[Records from a data source]
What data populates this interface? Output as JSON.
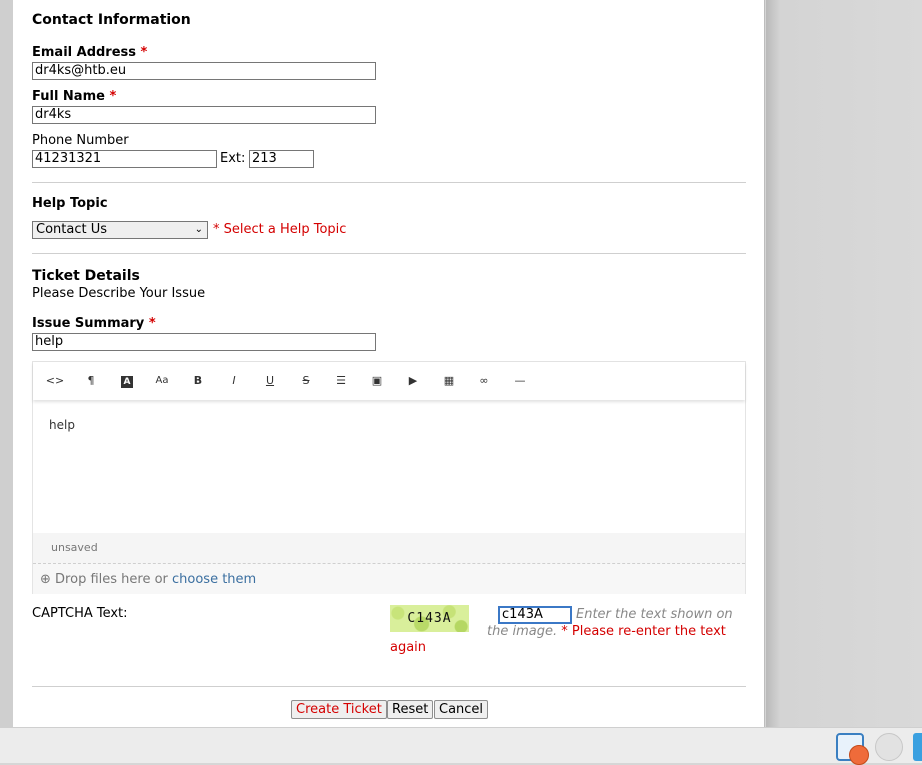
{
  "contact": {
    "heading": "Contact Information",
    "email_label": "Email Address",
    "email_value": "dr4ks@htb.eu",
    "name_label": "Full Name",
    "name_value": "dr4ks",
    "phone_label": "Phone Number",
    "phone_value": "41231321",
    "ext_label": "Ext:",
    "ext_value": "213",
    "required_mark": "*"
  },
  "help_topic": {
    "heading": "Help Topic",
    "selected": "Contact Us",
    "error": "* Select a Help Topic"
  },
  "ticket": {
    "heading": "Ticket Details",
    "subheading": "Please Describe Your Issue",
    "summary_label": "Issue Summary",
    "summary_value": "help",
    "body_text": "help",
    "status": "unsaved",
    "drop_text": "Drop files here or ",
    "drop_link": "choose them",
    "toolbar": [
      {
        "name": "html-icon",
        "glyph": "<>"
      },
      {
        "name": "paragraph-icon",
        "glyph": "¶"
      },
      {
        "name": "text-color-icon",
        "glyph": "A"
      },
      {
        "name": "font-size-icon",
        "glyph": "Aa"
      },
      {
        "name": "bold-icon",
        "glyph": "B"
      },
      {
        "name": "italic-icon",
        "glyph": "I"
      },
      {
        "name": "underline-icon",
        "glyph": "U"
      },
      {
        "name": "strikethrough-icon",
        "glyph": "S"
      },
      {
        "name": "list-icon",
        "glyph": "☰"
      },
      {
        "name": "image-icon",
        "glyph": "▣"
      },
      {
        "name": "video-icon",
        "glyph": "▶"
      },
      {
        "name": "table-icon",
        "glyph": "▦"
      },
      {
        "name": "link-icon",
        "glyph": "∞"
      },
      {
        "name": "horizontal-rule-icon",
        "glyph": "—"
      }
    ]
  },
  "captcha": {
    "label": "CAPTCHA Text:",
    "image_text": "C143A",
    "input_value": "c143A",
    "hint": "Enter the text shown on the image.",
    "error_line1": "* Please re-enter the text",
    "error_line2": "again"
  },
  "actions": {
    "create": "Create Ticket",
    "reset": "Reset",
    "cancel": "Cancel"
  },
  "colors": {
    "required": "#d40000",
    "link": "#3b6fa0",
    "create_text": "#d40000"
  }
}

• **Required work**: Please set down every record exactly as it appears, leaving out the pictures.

• **Response area**:
What data populates this interface? Output as JSON.
{
  "contact": {
    "heading": "Contact Information",
    "email_label": "Email Address",
    "email_value": "dr4ks@htb.eu",
    "name_label": "Full Name",
    "name_value": "dr4ks",
    "phone_label": "Phone Number",
    "phone_value": "41231321",
    "ext_label": "Ext:",
    "ext_value": "213",
    "required_mark": "*"
  },
  "help_topic": {
    "heading": "Help Topic",
    "selected": "Contact Us",
    "error": "* Select a Help Topic"
  },
  "ticket": {
    "heading": "Ticket Details",
    "subheading": "Please Describe Your Issue",
    "summary_label": "Issue Summary",
    "summary_value": "help",
    "body_text": "help",
    "status": "unsaved",
    "drop_text": "Drop files here or ",
    "drop_link": "choose them",
    "toolbar": [
      {
        "name": "html-icon",
        "glyph": "<>"
      },
      {
        "name": "paragraph-icon",
        "glyph": "¶"
      },
      {
        "name": "text-color-icon",
        "glyph": "A"
      },
      {
        "name": "font-size-icon",
        "glyph": "Aa"
      },
      {
        "name": "bold-icon",
        "glyph": "B"
      },
      {
        "name": "italic-icon",
        "glyph": "I"
      },
      {
        "name": "underline-icon",
        "glyph": "U"
      },
      {
        "name": "strikethrough-icon",
        "glyph": "S"
      },
      {
        "name": "list-icon",
        "glyph": "☰"
      },
      {
        "name": "image-icon",
        "glyph": "▣"
      },
      {
        "name": "video-icon",
        "glyph": "▶"
      },
      {
        "name": "table-icon",
        "glyph": "▦"
      },
      {
        "name": "link-icon",
        "glyph": "∞"
      },
      {
        "name": "horizontal-rule-icon",
        "glyph": "—"
      }
    ]
  },
  "captcha": {
    "label": "CAPTCHA Text:",
    "image_text": "C143A",
    "input_value": "c143A",
    "hint": "Enter the text shown on the image.",
    "error_line1": "* Please re-enter the text",
    "error_line2": "again"
  },
  "actions": {
    "create": "Create Ticket",
    "reset": "Reset",
    "cancel": "Cancel"
  },
  "colors": {
    "required": "#d40000",
    "link": "#3b6fa0",
    "create_text": "#d40000"
  }
}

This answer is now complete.